- PROBLEM REQUIREMENTS
Which lines of the entries contain the string "经由物流助手下的单"? Copy each of them.

● ● ● ●

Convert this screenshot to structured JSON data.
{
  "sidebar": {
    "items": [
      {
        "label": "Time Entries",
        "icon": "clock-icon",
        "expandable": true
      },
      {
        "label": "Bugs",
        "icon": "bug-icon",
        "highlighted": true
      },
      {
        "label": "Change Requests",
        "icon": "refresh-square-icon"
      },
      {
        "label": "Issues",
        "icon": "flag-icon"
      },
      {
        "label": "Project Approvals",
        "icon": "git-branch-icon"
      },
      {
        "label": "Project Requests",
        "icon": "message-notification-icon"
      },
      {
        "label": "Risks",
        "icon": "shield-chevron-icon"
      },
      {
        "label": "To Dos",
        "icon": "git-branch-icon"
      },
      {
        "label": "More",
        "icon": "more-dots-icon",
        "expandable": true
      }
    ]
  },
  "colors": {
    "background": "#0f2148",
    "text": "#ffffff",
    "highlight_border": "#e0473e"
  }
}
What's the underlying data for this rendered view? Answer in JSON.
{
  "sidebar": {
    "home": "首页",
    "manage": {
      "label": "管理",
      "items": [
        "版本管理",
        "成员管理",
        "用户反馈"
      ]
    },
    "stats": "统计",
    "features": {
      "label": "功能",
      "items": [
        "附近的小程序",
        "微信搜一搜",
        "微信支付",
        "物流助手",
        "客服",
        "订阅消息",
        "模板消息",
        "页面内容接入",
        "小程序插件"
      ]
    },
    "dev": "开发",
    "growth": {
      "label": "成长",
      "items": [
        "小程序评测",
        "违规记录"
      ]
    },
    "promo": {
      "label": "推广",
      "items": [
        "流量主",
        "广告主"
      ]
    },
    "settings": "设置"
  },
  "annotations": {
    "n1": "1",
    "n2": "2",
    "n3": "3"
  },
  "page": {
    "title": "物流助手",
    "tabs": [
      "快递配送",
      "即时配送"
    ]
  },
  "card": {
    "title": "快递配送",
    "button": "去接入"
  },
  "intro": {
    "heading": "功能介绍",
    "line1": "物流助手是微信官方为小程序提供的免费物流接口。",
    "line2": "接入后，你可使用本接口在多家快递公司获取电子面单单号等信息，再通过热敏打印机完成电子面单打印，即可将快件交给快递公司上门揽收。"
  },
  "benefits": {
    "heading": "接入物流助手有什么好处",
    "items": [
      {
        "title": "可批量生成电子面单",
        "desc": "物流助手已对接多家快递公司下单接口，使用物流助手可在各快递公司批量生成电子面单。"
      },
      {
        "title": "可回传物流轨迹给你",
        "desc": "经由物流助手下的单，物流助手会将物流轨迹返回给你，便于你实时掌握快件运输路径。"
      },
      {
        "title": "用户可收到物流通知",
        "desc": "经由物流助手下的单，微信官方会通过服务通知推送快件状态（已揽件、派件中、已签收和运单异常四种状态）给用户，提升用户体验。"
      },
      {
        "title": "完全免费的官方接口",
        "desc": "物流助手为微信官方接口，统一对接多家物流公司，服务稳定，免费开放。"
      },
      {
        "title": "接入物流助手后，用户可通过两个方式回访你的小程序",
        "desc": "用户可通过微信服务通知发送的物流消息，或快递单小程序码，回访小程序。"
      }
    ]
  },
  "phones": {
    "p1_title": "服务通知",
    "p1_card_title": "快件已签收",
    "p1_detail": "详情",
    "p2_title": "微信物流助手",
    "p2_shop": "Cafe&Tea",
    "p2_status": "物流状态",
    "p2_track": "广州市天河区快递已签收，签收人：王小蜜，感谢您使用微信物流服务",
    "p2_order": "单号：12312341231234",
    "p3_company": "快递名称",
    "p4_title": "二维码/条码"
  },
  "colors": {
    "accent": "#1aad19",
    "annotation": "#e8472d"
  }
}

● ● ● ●

- YOUR RESPONSE
        "desc": "经由物流助手下的单，物流助手会将物流轨迹返回给你，便于你实时掌握快件运输路径。"
        "desc": "经由物流助手下的单，微信官方会通过服务通知推送快件状态（已揽件、派件中、已签收和运单异常四种状态）给用户，提升用户体验。"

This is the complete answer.